> Task details
Search the records for the word "JSON" and report each line that has it.

> Records provided
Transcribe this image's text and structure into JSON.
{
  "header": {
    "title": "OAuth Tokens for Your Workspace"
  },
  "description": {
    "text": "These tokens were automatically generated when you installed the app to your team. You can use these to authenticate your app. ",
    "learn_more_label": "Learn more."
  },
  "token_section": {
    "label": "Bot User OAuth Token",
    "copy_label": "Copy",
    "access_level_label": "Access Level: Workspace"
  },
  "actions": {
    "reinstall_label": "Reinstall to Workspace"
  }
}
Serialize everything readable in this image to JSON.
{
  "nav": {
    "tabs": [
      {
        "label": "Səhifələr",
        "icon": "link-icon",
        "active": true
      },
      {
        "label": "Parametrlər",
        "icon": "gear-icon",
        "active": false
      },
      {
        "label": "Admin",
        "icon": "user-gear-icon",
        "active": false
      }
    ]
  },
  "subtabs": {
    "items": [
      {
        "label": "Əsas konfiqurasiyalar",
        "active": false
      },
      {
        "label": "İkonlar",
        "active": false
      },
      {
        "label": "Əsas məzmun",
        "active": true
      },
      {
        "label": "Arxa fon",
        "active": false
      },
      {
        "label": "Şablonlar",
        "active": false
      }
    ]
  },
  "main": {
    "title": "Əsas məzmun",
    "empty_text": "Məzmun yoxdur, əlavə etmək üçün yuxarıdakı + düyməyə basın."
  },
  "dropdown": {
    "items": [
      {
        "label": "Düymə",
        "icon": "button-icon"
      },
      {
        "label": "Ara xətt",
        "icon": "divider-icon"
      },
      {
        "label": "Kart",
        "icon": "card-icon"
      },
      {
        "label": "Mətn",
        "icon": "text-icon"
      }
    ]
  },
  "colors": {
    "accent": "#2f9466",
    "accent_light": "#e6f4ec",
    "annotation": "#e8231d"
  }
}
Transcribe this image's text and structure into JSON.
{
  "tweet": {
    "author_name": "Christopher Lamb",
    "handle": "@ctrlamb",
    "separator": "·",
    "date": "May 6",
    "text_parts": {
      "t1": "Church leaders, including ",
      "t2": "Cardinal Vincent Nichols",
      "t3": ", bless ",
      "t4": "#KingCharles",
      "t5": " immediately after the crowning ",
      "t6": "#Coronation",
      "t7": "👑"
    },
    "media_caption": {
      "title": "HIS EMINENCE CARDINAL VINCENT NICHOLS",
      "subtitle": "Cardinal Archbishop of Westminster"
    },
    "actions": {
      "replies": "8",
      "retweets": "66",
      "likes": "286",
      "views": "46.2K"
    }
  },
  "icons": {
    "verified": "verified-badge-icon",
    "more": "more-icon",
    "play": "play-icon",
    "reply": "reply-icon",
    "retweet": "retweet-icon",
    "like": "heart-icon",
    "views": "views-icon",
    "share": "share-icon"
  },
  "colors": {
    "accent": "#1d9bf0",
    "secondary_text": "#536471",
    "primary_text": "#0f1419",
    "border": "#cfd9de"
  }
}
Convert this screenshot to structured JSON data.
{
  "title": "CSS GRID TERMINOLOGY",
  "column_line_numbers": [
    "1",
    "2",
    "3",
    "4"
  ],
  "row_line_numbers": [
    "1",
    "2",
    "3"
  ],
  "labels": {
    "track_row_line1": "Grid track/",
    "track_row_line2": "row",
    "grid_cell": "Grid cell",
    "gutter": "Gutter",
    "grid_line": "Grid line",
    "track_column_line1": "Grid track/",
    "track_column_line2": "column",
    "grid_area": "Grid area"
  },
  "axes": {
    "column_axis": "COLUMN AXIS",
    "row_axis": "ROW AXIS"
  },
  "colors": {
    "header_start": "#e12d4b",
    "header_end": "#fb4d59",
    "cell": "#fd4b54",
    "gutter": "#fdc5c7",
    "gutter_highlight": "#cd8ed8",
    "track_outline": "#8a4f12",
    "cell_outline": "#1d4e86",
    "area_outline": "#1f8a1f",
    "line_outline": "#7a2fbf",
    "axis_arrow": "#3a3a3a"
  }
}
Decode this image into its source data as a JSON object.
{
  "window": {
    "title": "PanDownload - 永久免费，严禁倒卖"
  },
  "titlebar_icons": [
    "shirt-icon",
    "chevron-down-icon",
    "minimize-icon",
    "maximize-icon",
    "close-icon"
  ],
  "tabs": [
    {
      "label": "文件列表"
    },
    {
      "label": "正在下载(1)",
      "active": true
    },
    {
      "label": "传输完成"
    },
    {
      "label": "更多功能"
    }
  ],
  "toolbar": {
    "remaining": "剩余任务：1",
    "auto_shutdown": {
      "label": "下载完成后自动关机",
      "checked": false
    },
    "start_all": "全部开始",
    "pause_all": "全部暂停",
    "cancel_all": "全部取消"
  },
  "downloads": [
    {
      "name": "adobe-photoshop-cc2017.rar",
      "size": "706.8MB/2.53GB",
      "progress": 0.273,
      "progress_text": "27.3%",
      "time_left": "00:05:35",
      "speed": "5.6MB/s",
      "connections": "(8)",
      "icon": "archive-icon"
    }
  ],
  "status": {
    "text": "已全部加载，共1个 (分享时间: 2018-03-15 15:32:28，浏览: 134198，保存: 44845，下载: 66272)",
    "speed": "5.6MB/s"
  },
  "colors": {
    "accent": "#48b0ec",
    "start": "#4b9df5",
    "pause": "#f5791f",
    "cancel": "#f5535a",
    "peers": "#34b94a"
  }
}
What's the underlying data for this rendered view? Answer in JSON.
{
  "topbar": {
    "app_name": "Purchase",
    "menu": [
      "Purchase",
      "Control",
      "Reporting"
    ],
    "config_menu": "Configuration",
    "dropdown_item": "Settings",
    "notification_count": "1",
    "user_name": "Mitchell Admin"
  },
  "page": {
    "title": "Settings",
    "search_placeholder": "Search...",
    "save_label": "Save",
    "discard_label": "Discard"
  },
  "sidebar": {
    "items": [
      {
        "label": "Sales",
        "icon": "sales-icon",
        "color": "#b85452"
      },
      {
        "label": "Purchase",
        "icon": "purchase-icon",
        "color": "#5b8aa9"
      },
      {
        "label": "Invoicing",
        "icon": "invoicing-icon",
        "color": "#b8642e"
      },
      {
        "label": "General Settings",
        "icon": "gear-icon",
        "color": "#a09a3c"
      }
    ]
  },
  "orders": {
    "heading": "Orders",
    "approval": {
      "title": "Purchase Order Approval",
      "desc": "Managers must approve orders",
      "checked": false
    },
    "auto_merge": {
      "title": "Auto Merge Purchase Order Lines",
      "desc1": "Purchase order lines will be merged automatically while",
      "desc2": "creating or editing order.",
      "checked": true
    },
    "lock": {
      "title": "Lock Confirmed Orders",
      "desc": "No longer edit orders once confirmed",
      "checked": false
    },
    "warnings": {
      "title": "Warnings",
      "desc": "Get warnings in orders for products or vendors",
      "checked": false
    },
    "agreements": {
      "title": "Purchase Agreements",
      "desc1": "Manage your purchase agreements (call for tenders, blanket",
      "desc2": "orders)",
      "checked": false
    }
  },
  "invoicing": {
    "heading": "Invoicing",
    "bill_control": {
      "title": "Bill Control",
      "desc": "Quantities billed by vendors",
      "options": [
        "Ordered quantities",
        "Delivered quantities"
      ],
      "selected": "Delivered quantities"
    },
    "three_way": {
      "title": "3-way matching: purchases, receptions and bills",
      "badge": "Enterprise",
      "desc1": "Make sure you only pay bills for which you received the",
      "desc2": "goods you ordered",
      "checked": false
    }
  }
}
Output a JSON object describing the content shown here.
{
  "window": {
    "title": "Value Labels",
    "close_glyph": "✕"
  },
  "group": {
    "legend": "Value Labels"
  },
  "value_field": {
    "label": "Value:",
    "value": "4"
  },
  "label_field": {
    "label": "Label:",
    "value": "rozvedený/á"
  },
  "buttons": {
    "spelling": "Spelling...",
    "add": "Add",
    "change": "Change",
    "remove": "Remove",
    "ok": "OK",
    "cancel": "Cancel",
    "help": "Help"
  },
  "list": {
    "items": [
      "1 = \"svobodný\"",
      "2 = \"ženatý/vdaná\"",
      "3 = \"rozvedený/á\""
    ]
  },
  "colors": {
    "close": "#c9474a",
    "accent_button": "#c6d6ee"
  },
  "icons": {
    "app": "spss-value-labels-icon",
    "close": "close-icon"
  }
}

> Reply
Transcribe this image's text and structure into JSON.
Serialize everything readable in this image to JSON.
Transcribe this image's text and structure into JSON.
Convert this screenshot to structured JSON data.
Decode this image into its source data as a JSON object.
What's the underlying data for this rendered view? Answer in JSON.
Output a JSON object describing the content shown here.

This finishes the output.